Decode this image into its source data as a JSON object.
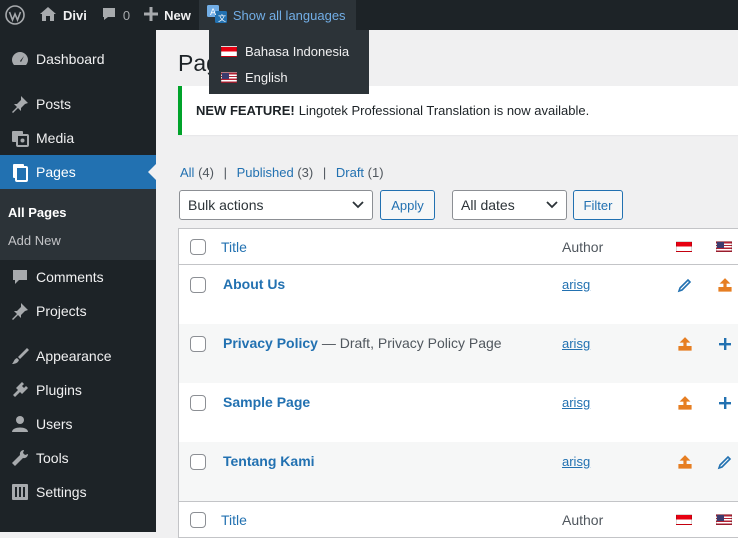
{
  "adminbar": {
    "site_name": "Divi",
    "comments_count": "0",
    "new_label": "New",
    "languages_label": "Show all languages",
    "language_options": [
      "Bahasa Indonesia",
      "English"
    ]
  },
  "sidebar": {
    "items": [
      {
        "label": "Dashboard",
        "icon": "dashboard-icon"
      },
      {
        "label": "Posts",
        "icon": "pin-icon"
      },
      {
        "label": "Media",
        "icon": "media-icon"
      },
      {
        "label": "Pages",
        "icon": "pages-icon"
      },
      {
        "label": "Comments",
        "icon": "comment-icon"
      },
      {
        "label": "Projects",
        "icon": "pin-icon"
      },
      {
        "label": "Appearance",
        "icon": "brush-icon"
      },
      {
        "label": "Plugins",
        "icon": "plugin-icon"
      },
      {
        "label": "Users",
        "icon": "user-icon"
      },
      {
        "label": "Tools",
        "icon": "wrench-icon"
      },
      {
        "label": "Settings",
        "icon": "settings-icon"
      }
    ],
    "submenu": [
      "All Pages",
      "Add New"
    ]
  },
  "main": {
    "title": "Pag",
    "notice": {
      "strong": "NEW FEATURE!",
      "text": "Lingotek Professional Translation is now available."
    },
    "filters": {
      "all": "All",
      "all_count": "(4)",
      "published": "Published",
      "published_count": "(3)",
      "draft": "Draft",
      "draft_count": "(1)",
      "separator": "|"
    },
    "bulk_actions": "Bulk actions",
    "apply": "Apply",
    "dates": "All dates",
    "filter": "Filter",
    "table": {
      "col_title": "Title",
      "col_author": "Author",
      "rows": [
        {
          "title": "About Us",
          "state": "",
          "author": "arisg",
          "id_icon": "pencil-icon",
          "en_icon": "upload-icon"
        },
        {
          "title": "Privacy Policy",
          "state": " — Draft, Privacy Policy Page",
          "author": "arisg",
          "id_icon": "upload-icon",
          "en_icon": "plus-icon"
        },
        {
          "title": "Sample Page",
          "state": "",
          "author": "arisg",
          "id_icon": "upload-icon",
          "en_icon": "plus-icon"
        },
        {
          "title": "Tentang Kami",
          "state": "",
          "author": "arisg",
          "id_icon": "upload-icon",
          "en_icon": "pencil-icon"
        }
      ]
    }
  },
  "colors": {
    "accent": "#2271b1",
    "upload": "#e67e22",
    "sidebar": "#1d2327",
    "notice": "#00a32a"
  }
}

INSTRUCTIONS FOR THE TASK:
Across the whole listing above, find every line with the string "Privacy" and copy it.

ANSWER AREA:
          "title": "Privacy Policy",
          "state": " — Draft, Privacy Policy Page",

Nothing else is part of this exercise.